DATA SUPPLIED »

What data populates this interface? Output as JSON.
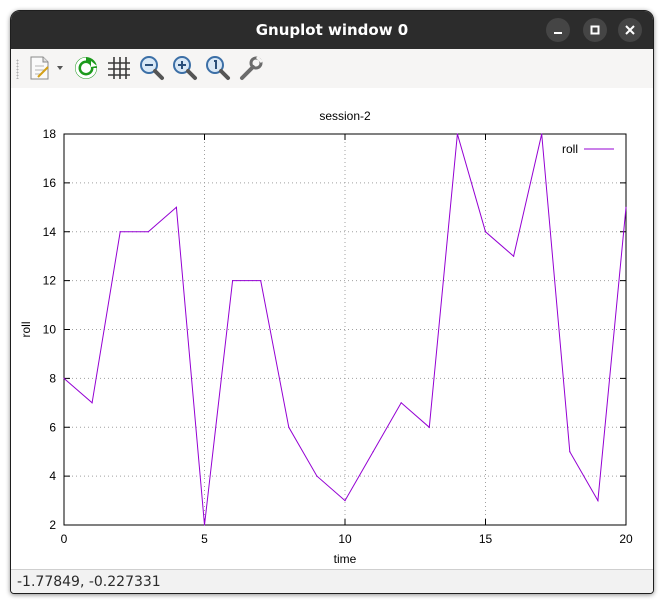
{
  "window": {
    "title": "Gnuplot window 0"
  },
  "toolbar": {
    "icons": [
      "export-icon",
      "dropdown-arrow-icon",
      "replot-icon",
      "grid-icon",
      "zoom-out-icon",
      "zoom-in-icon",
      "zoom-reset-icon",
      "settings-icon"
    ]
  },
  "status": {
    "coordinates": "-1.77849, -0.227331"
  },
  "colors": {
    "series": "#9400d3",
    "titlebar": "#2c2c2c"
  },
  "chart_data": {
    "type": "line",
    "title": "session-2",
    "xlabel": "time",
    "ylabel": "roll",
    "xlim": [
      0,
      20
    ],
    "ylim": [
      2,
      18
    ],
    "xticks": [
      "0",
      "5",
      "10",
      "15",
      "20"
    ],
    "yticks": [
      "2",
      "4",
      "6",
      "8",
      "10",
      "12",
      "14",
      "16",
      "18"
    ],
    "grid": true,
    "legend_position": "top-right",
    "series": [
      {
        "name": "roll",
        "color": "#9400d3",
        "x": [
          0,
          1,
          2,
          3,
          4,
          5,
          6,
          7,
          8,
          9,
          10,
          11,
          12,
          13,
          14,
          15,
          16,
          17,
          18,
          19,
          20
        ],
        "y": [
          8,
          7,
          14,
          14,
          15,
          2,
          12,
          12,
          6,
          4,
          3,
          5,
          7,
          6,
          18,
          14,
          13,
          18,
          5,
          3,
          15
        ]
      }
    ]
  }
}
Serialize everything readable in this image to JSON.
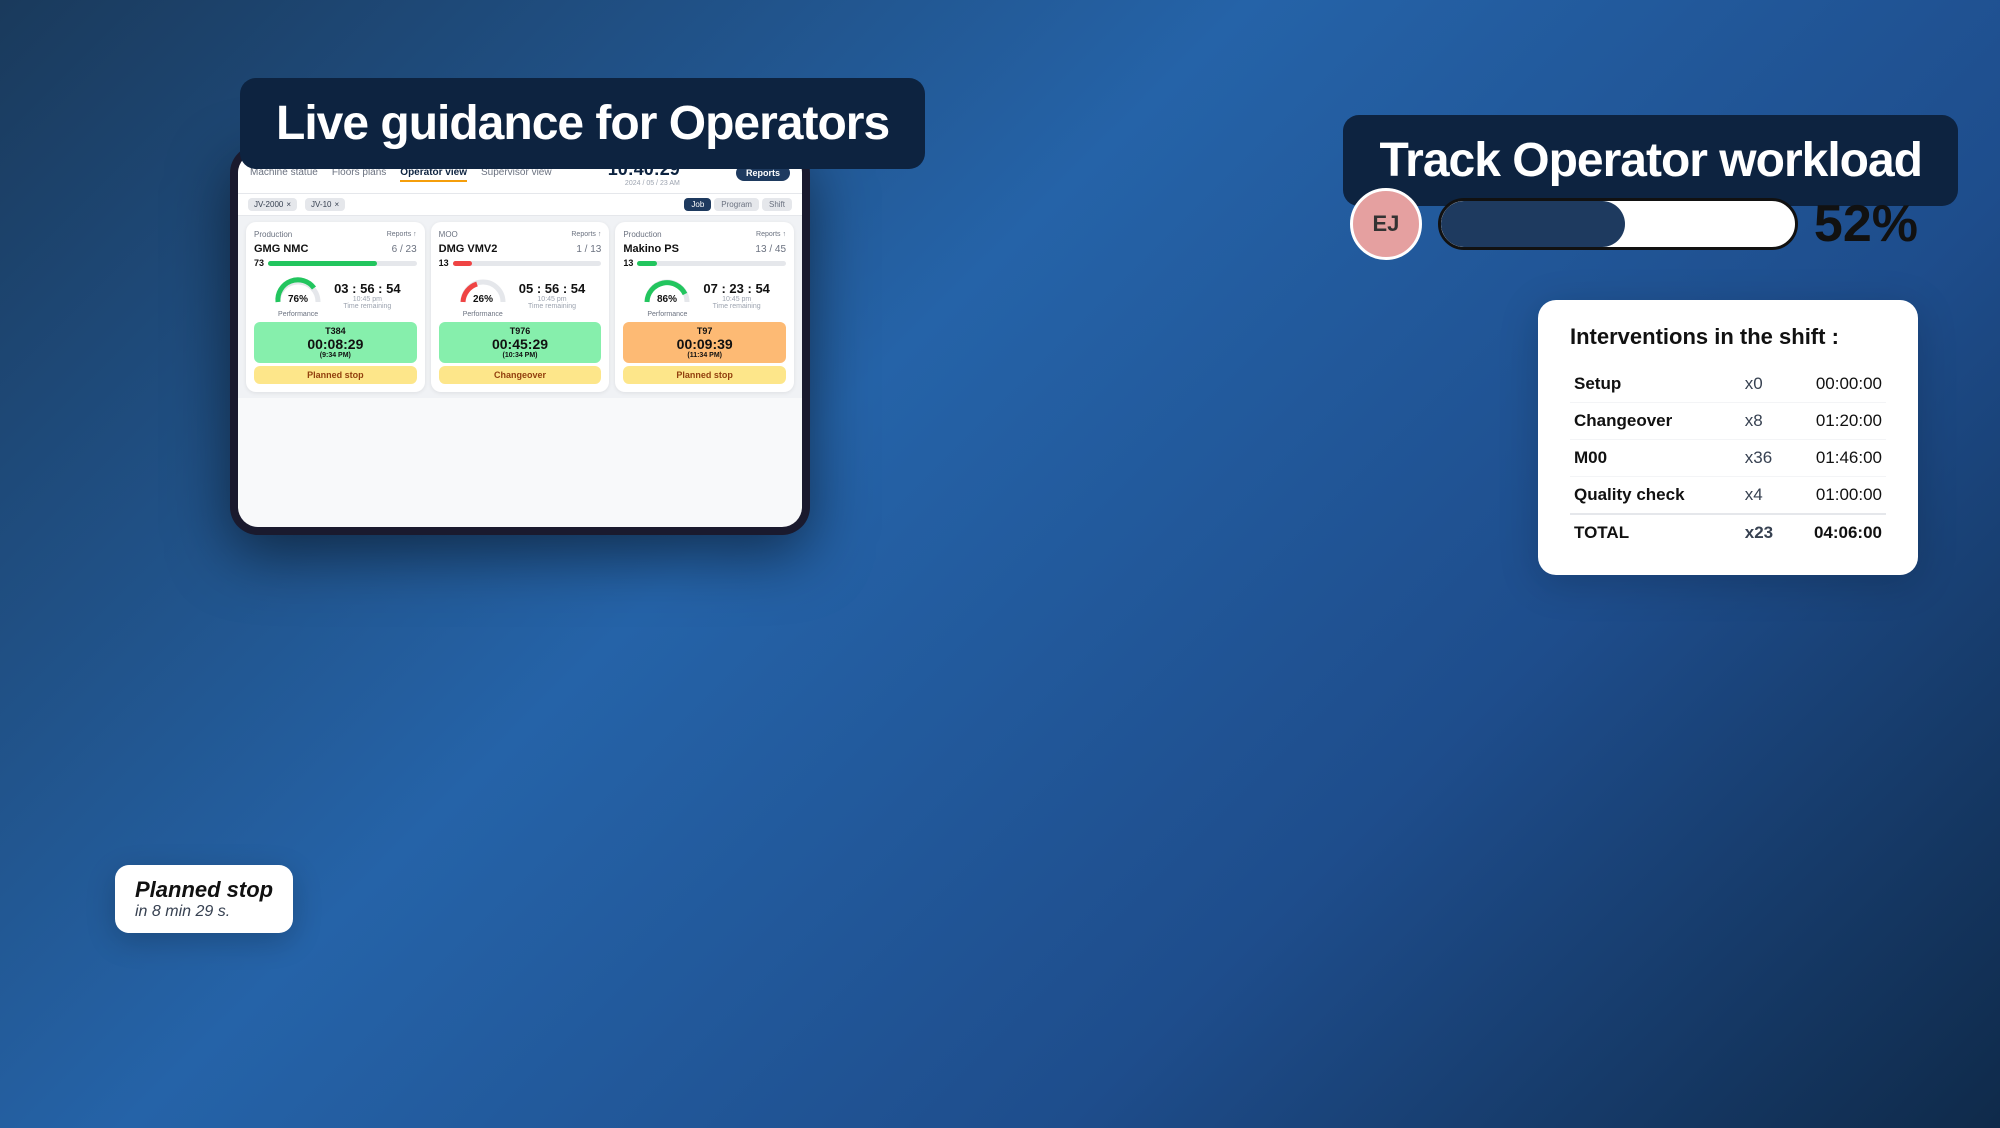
{
  "page": {
    "background_color": "#1a3a5c"
  },
  "left_section": {
    "badge_text": "Live guidance for Operators",
    "tablet": {
      "nav_tabs": [
        "Machine statue",
        "Floors plans",
        "Operator view",
        "Supervisor view"
      ],
      "active_tab": "Operator view",
      "time": "10:40:29",
      "date": "2024 / 05 / 23",
      "period": "AM",
      "reports_btn": "Reports",
      "filter_chips": [
        "JV-2000",
        "JV-10"
      ],
      "tab_pills": [
        "Job",
        "Program",
        "Shift"
      ],
      "machines": [
        {
          "section": "Production",
          "name": "GMG NMC",
          "count": "6 / 23",
          "progress_pct": 73,
          "gauge_pct": 76,
          "gauge_color": "green",
          "time": "03 : 56 : 54",
          "time_note": "10:45 pm",
          "time_label": "Time remaining",
          "task_id": "T384",
          "task_time": "00:08:29",
          "task_sub": "(9:34 PM)",
          "status": "Planned stop"
        },
        {
          "section": "MOO",
          "name": "DMG VMV2",
          "count": "1 / 13",
          "progress_pct": 13,
          "gauge_pct": 26,
          "gauge_color": "red",
          "time": "05 : 56 : 54",
          "time_note": "10:45 pm",
          "time_label": "Time remaining",
          "task_id": "T976",
          "task_time": "00:45:29",
          "task_sub": "(10:34 PM)",
          "status": "Changeover"
        },
        {
          "section": "Production",
          "name": "Makino PS",
          "count": "13 / 45",
          "progress_pct": 13,
          "gauge_pct": 86,
          "gauge_color": "green",
          "time": "07 : 23 : 54",
          "time_note": "10:45 pm",
          "time_label": "Time remaining",
          "task_id": "T97",
          "task_time": "00:09:39",
          "task_sub": "(11:34 PM)",
          "status": "Planned stop"
        }
      ]
    },
    "planned_stop_bubble": {
      "title": "Planned stop",
      "subtitle": "in 8 min 29 s."
    }
  },
  "right_section": {
    "badge_text": "Track Operator workload",
    "operator": {
      "initials": "EJ",
      "progress": 52,
      "progress_label": "52%"
    },
    "interventions": {
      "title": "Interventions in the shift :",
      "rows": [
        {
          "label": "Setup",
          "count": "x0",
          "time": "00:00:00"
        },
        {
          "label": "Changeover",
          "count": "x8",
          "time": "01:20:00"
        },
        {
          "label": "M00",
          "count": "x36",
          "time": "01:46:00"
        },
        {
          "label": "Quality check",
          "count": "x4",
          "time": "01:00:00"
        },
        {
          "label": "TOTAL",
          "count": "x23",
          "time": "04:06:00",
          "is_total": true
        }
      ]
    }
  }
}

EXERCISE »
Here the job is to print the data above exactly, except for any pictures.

REPLY »
What data populates this interface? Output as JSON.
{
  "window": {
    "title": "Gnuplot window 0"
  },
  "toolbar": {
    "icons": [
      "export-icon",
      "dropdown-arrow-icon",
      "replot-icon",
      "grid-icon",
      "zoom-out-icon",
      "zoom-in-icon",
      "zoom-reset-icon",
      "settings-icon"
    ]
  },
  "status": {
    "coordinates": "-1.77849, -0.227331"
  },
  "colors": {
    "series": "#9400d3",
    "titlebar": "#2c2c2c"
  },
  "chart_data": {
    "type": "line",
    "title": "session-2",
    "xlabel": "time",
    "ylabel": "roll",
    "xlim": [
      0,
      20
    ],
    "ylim": [
      2,
      18
    ],
    "xticks": [
      "0",
      "5",
      "10",
      "15",
      "20"
    ],
    "yticks": [
      "2",
      "4",
      "6",
      "8",
      "10",
      "12",
      "14",
      "16",
      "18"
    ],
    "grid": true,
    "legend_position": "top-right",
    "series": [
      {
        "name": "roll",
        "color": "#9400d3",
        "x": [
          0,
          1,
          2,
          3,
          4,
          5,
          6,
          7,
          8,
          9,
          10,
          11,
          12,
          13,
          14,
          15,
          16,
          17,
          18,
          19,
          20
        ],
        "y": [
          8,
          7,
          14,
          14,
          15,
          2,
          12,
          12,
          6,
          4,
          3,
          5,
          7,
          6,
          18,
          14,
          13,
          18,
          5,
          3,
          15
        ]
      }
    ]
  }
}
Serialize everything readable in this image to JSON.
{
  "page": {
    "background_color": "#1a3a5c"
  },
  "left_section": {
    "badge_text": "Live guidance for Operators",
    "tablet": {
      "nav_tabs": [
        "Machine statue",
        "Floors plans",
        "Operator view",
        "Supervisor view"
      ],
      "active_tab": "Operator view",
      "time": "10:40:29",
      "date": "2024 / 05 / 23",
      "period": "AM",
      "reports_btn": "Reports",
      "filter_chips": [
        "JV-2000",
        "JV-10"
      ],
      "tab_pills": [
        "Job",
        "Program",
        "Shift"
      ],
      "machines": [
        {
          "section": "Production",
          "name": "GMG NMC",
          "count": "6 / 23",
          "progress_pct": 73,
          "gauge_pct": 76,
          "gauge_color": "green",
          "time": "03 : 56 : 54",
          "time_note": "10:45 pm",
          "time_label": "Time remaining",
          "task_id": "T384",
          "task_time": "00:08:29",
          "task_sub": "(9:34 PM)",
          "status": "Planned stop"
        },
        {
          "section": "MOO",
          "name": "DMG VMV2",
          "count": "1 / 13",
          "progress_pct": 13,
          "gauge_pct": 26,
          "gauge_color": "red",
          "time": "05 : 56 : 54",
          "time_note": "10:45 pm",
          "time_label": "Time remaining",
          "task_id": "T976",
          "task_time": "00:45:29",
          "task_sub": "(10:34 PM)",
          "status": "Changeover"
        },
        {
          "section": "Production",
          "name": "Makino PS",
          "count": "13 / 45",
          "progress_pct": 13,
          "gauge_pct": 86,
          "gauge_color": "green",
          "time": "07 : 23 : 54",
          "time_note": "10:45 pm",
          "time_label": "Time remaining",
          "task_id": "T97",
          "task_time": "00:09:39",
          "task_sub": "(11:34 PM)",
          "status": "Planned stop"
        }
      ]
    },
    "planned_stop_bubble": {
      "title": "Planned stop",
      "subtitle": "in 8 min 29 s."
    }
  },
  "right_section": {
    "badge_text": "Track Operator workload",
    "operator": {
      "initials": "EJ",
      "progress": 52,
      "progress_label": "52%"
    },
    "interventions": {
      "title": "Interventions in the shift :",
      "rows": [
        {
          "label": "Setup",
          "count": "x0",
          "time": "00:00:00"
        },
        {
          "label": "Changeover",
          "count": "x8",
          "time": "01:20:00"
        },
        {
          "label": "M00",
          "count": "x36",
          "time": "01:46:00"
        },
        {
          "label": "Quality check",
          "count": "x4",
          "time": "01:00:00"
        },
        {
          "label": "TOTAL",
          "count": "x23",
          "time": "04:06:00",
          "is_total": true
        }
      ]
    }
  }
}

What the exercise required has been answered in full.